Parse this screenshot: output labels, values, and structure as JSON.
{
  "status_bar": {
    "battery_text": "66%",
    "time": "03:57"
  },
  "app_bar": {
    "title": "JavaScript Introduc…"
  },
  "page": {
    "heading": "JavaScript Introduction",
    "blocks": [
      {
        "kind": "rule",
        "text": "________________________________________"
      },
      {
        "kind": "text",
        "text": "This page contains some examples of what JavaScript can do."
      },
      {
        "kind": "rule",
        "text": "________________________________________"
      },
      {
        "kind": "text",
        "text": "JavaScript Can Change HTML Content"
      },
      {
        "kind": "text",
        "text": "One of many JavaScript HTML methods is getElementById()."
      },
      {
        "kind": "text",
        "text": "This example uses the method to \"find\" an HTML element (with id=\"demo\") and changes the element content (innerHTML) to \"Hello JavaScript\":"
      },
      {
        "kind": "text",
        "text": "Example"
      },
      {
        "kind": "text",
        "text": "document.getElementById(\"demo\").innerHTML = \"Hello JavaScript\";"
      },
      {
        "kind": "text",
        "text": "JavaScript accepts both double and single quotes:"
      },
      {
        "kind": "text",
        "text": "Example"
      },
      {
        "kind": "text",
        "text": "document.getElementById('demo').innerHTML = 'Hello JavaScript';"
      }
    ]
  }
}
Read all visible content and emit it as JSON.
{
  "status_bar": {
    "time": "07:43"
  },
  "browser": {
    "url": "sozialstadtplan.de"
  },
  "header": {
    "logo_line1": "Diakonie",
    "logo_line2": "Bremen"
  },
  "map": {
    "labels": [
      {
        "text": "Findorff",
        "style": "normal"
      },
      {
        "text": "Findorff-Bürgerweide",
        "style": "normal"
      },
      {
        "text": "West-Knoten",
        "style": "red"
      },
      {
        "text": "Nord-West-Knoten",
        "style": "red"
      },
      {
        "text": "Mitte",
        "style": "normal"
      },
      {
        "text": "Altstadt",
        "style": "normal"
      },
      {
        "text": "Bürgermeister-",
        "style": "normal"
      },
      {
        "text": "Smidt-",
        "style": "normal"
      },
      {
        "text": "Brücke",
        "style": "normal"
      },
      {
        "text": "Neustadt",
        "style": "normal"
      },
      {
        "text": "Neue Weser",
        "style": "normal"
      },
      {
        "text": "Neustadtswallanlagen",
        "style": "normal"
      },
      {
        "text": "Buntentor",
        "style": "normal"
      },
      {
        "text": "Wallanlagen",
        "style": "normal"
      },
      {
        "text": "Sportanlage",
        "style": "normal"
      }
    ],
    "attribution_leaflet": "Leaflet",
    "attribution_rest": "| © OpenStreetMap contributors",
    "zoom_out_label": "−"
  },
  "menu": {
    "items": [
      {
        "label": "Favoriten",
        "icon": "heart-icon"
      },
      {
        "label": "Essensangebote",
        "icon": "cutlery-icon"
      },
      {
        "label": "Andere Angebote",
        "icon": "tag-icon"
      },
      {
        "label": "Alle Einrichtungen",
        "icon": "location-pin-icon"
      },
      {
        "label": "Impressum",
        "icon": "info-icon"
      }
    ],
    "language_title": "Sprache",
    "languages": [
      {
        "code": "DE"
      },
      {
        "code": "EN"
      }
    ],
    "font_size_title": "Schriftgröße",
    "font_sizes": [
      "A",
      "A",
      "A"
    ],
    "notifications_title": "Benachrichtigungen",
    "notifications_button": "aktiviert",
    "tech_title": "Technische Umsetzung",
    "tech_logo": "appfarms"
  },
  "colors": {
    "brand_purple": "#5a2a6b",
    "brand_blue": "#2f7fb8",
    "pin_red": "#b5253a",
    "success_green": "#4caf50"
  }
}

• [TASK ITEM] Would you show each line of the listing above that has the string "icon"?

• [TASK RESULT]
        "icon": "heart-icon"
        "icon": "cutlery-icon"
        "icon": "tag-icon"
        "icon": "location-pin-icon"
        "icon": "info-icon"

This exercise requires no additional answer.